If it was full streaming, just go to the webpage and start playing, that would be cool. (Though, I suspect, a full streaming system would make playing multiplayer games nearly intolerable from a latency perspective.)
Only to a point.
For these streaming services to work, you really gotta have the data center within 1000 miles of you. If they only have a service in say, California, and you're on the east coast, well...even a round trip at the speed of light is about 30-35 ms. Add in the fact that electricity doesn't actually travel at the speed of light, processing time for routers, and delays for video compression/decompression, and you're looking at at least 60 ms delay on inputs that probably can't possibly be reduced.
In Utah I get traffic routed through Denver and a few other states east of me before hitting certain servers hosted in California.
Unless Google has figured out a way to increase the speed of light, I don't think this new service is really going to change my mind about buying dedicated hardware to play games.

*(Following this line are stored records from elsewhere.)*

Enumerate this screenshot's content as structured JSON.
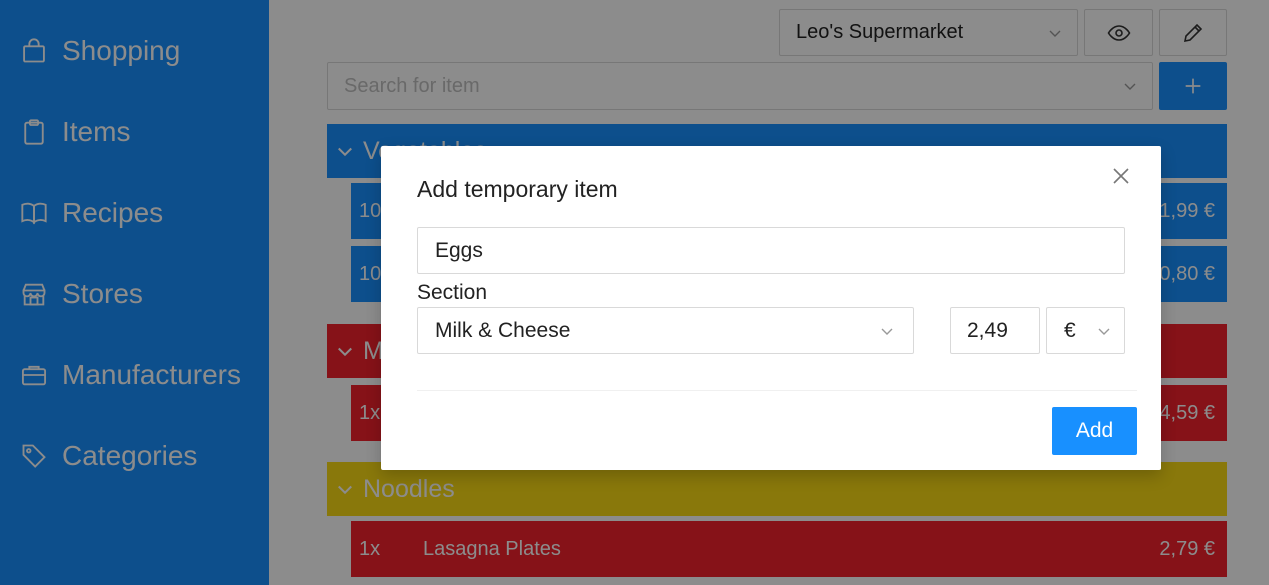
{
  "sidebar": {
    "items": [
      {
        "label": "Shopping",
        "icon": "shopping-bag-icon"
      },
      {
        "label": "Items",
        "icon": "clipboard-icon"
      },
      {
        "label": "Recipes",
        "icon": "book-icon"
      },
      {
        "label": "Stores",
        "icon": "shop-icon"
      },
      {
        "label": "Manufacturers",
        "icon": "briefcase-icon"
      },
      {
        "label": "Categories",
        "icon": "tag-icon"
      }
    ]
  },
  "toolbar": {
    "store_select": "Leo's Supermarket",
    "view_icon": "eye-icon",
    "edit_icon": "edit-icon",
    "search_placeholder": "Search for item",
    "add_icon": "plus-icon"
  },
  "list": {
    "sections": [
      {
        "name": "Vegetables",
        "color": "#1890ff",
        "items": [
          {
            "qty": "10",
            "name": "",
            "price": "1,99 €"
          },
          {
            "qty": "10",
            "name": "",
            "price": "0,80 €"
          }
        ]
      },
      {
        "name": "M",
        "color": "#f5222d",
        "items": [
          {
            "qty": "1x",
            "name": "",
            "price": "4,59 €"
          }
        ]
      },
      {
        "name": "Noodles",
        "color": "#fadb14",
        "items": [
          {
            "qty": "1x",
            "name": "Lasagna Plates",
            "price": "2,79 €"
          }
        ]
      }
    ]
  },
  "modal": {
    "title": "Add temporary item",
    "close_icon": "close-icon",
    "item_name_value": "Eggs",
    "section_label": "Section",
    "section_value": "Milk & Cheese",
    "price_value": "2,49",
    "currency_value": "€",
    "add_label": "Add"
  },
  "colors": {
    "accent": "#1890ff",
    "red": "#f5222d",
    "yellow": "#fadb14"
  }
}
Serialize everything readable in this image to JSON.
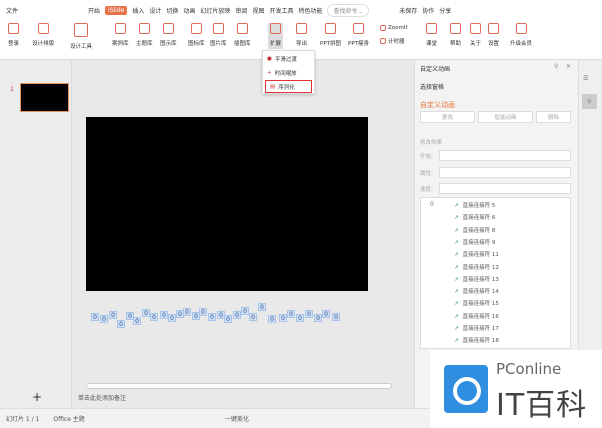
{
  "menubar": {
    "file": "文件",
    "tabs": [
      "开始",
      "iSlide",
      "插入",
      "设计",
      "切换",
      "动画",
      "幻灯片放映",
      "审阅",
      "视图",
      "开发工具",
      "特色功能"
    ],
    "search": "查找命令...",
    "unsaved": "未保存",
    "collab": "协作",
    "share": "分享"
  },
  "ribbon": [
    "登录",
    "设计排版",
    "设计工具",
    "案例库",
    "主题库",
    "图示库",
    "图标库",
    "图片库",
    "插图库",
    "扩展",
    "导出",
    "PPT拼图",
    "PPT瘦身",
    "ZoomIt",
    "计时器",
    "课堂",
    "帮助",
    "关于",
    "设置",
    "升级会员"
  ],
  "dropdown": [
    "平滑过渡",
    "时间缩放",
    "序列化"
  ],
  "slides": {
    "number": "1"
  },
  "zeros": [
    "0",
    "0",
    "0",
    "0",
    "0",
    "0",
    "0",
    "0",
    "0",
    "0",
    "0",
    "0",
    "0",
    "0",
    "0",
    "0",
    "0",
    "0",
    "0",
    "0",
    "0",
    "0",
    "0",
    "0",
    "0",
    "0",
    "0",
    "0",
    "0"
  ],
  "notes": "单击此处添加备注",
  "panel": {
    "title": "自定义动画",
    "select_pane": "选择窗格",
    "section": "自定义动画",
    "change": "更改",
    "smart": "智能动画",
    "delete": "删除",
    "modify": "修改效果",
    "start": "开始:",
    "property": "属性:",
    "speed": "速度:",
    "list_index": "0",
    "items": [
      "直接连接符 5",
      "直接连接符 6",
      "直接连接符 8",
      "直接连接符 9",
      "直接连接符 11",
      "直接连接符 12",
      "直接连接符 13",
      "直接连接符 14",
      "直接连接符 15",
      "直接连接符 16",
      "直接连接符 17",
      "直接连接符 18"
    ]
  },
  "status": {
    "slide": "幻灯片 1 / 1",
    "theme": "Office 主题",
    "beautify": "一键美化"
  },
  "watermark": {
    "brand": "PConline",
    "name": "IT百科"
  }
}
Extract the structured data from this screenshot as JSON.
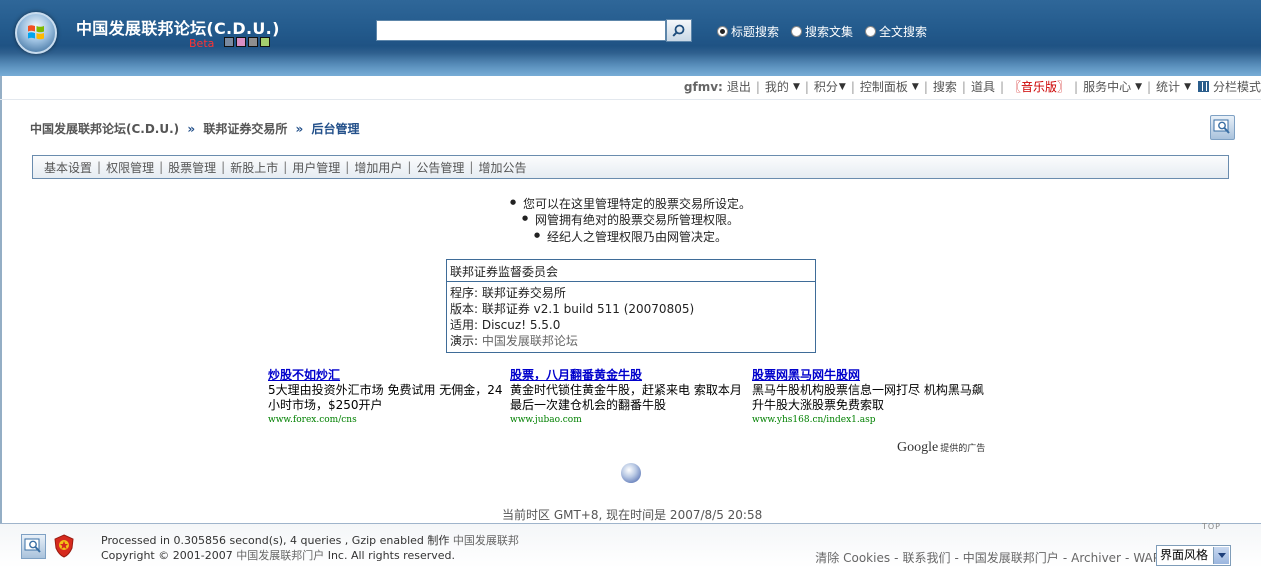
{
  "header": {
    "site_title": "中国发展联邦论坛(C.D.U.)",
    "beta_label": "Beta",
    "swatch_colors": [
      "#7a8aa0",
      "#d98fc4",
      "#8e8e8e",
      "#a4cf6e"
    ],
    "search": {
      "value": "",
      "button_icon": "search-icon"
    },
    "search_options": [
      {
        "label": "标题搜索",
        "selected": true
      },
      {
        "label": "搜索文集",
        "selected": false
      },
      {
        "label": "全文搜索",
        "selected": false
      }
    ]
  },
  "user_menu": {
    "username": "gfmv:",
    "logout": "退出",
    "items": [
      "我的",
      "积分",
      "控制面板",
      "搜索",
      "道具",
      "〖音乐版〗",
      "服务中心",
      "统计",
      "分栏模式"
    ]
  },
  "breadcrumb": {
    "root": "中国发展联邦论坛(C.D.U.)",
    "section": "联邦证券交易所",
    "current": "后台管理",
    "separator": "»"
  },
  "admin_tabs": [
    "基本设置",
    "权限管理",
    "股票管理",
    "新股上市",
    "用户管理",
    "增加用户",
    "公告管理",
    "增加公告"
  ],
  "notes": [
    "您可以在这里管理特定的股票交易所设定。",
    "网管拥有绝对的股票交易所管理权限。",
    "经纪人之管理权限乃由网管决定。"
  ],
  "infobox": {
    "header": "联邦证券监督委员会",
    "program_label": "程序: ",
    "program_value": "联邦证券交易所",
    "version_label": "版本: ",
    "version_value": "联邦证券  v2.1 build 511 (20070805)",
    "applies_label": "适用: ",
    "applies_value": "Discuz! 5.5.0",
    "demo_label": "演示: ",
    "demo_value": "中国发展联邦论坛"
  },
  "ads": [
    {
      "title": "炒股不如炒汇",
      "text": "5大理由投资外汇市场 免费试用 无佣金，24小时市场，$250开户",
      "url": "www.forex.com/cns"
    },
    {
      "title": "股票，八月翻番黄金牛股",
      "text": "黄金时代锁住黄金牛股，赶紧来电 索取本月最后一次建仓机会的翻番牛股",
      "url": "www.jubao.com"
    },
    {
      "title": "股票网黑马网牛股网",
      "text": "黑马牛股机构股票信息一网打尽 机构黑马飙升牛股大涨股票免费索取",
      "url": "www.yhs168.cn/index1.asp"
    }
  ],
  "google_credit": {
    "brand": "Google",
    "suffix": "提供的广告"
  },
  "timezone_text": "当前时区  GMT+8, 现在时间是  2007/8/5 20:58",
  "footer": {
    "processed": "Processed in 0.305856 second(s), 4 queries , Gzip enabled",
    "made_by_label": "制作",
    "made_by": "中国发展联邦",
    "copyright_prefix": "Copyright © 2001-2007",
    "copyright_owner": "中国发展联邦门户",
    "copyright_suffix": "Inc. All rights reserved.",
    "links": [
      "清除 Cookies",
      "联系我们",
      "中国发展联邦门户",
      "Archiver",
      "WAP"
    ],
    "top_label": "TOP",
    "style_select": "界面风格"
  }
}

For competitive games it's likely unuseable, but for a game like Assassin's Creed, where super-quick input isn't very important, it's perfectly fine.
I was on a cable internet connection and the display occasionally pixelated during network slowdowns, but there was still no latency noticeable.
I assume that Google has enough data center locations that they can render you at the nearest one.
It scares me because I absolutely do notice the lag, and I can see publishers wanting to move to something like this exclusively in the not too distant future.
Many years ago, when the Netflix CEO said that they'd switch to video streaming sometime in the future, I thought it was a crazy idea: how could you possibly have so much bandwidth? (I'm not the worlds greatest visionary.)
I think things may go the same way for streaming. If it's cheap enough with no installation hassle, why not?
Try the following: write a simple snake game in JS or whatever your preferred language is. However, instead of turning the snake in the keyDown/keyUp event handlers, start a 60ms timer and change direction only when the timer fires. Experiment with various time intervals and snake speeds to find out what’s the acceptable latency/speed region.
I mentioned Nvidia in another thread but they partnered with Valve/Steam to stream games you purchase there. Steam is unlikely to suddenly fold up and vanish.
Google has an uncomfortable tendency to cancel projects.
If it is a subscription plus purchase games service, they need guarantee of games available to justify the subscription price; either buying or partnering with an existing publisher or distribution channel would be a way to do this (making a deal with Steam where you link your Steam Account and any games you have on Steam are streamable would probably be a bigger win than buying a publisher.)
Stream quality is still far better with Youtube, especially outside North America. Twitch has better community and highlight clip feature.
It's just not adding anything to the conversation anymore. I've seen it 50 times across the past 50 announcements of even the smallest thing Google launches.
Reader was discontinued five and a half years ago. Code search six years ago. Wave seven years ago. Plus wasn't discontinued, it just pivoted to paid G Suite-only. Sometimes well-intentioned products just don't make money. Let's move on.
It’s for Games and gamers. Gamers, especially PC gamers are a very different market than your general genial HN-going techie or casual content consumer. For them a well intentioned product which may “disappear” is something they have increasingly had enough of. Further google doesn’t have the brand reach of Sony, MSFT, valve, Nintendo etc.
If it is a concern I have, then it’s a concern other gamers will have.
while I admit it’s easy to dismiss my 1 line comment as matching some sort of pattern, it wasn’t written with that history in mind. It was written spontaneously and without an agenda.
"Google Announces The End Of Project Stream"
I can't help but think there's a good number of people who just won't use this because it's Google and they will assume it'll be gone in a year or two. I guess the same goes for game developers as well.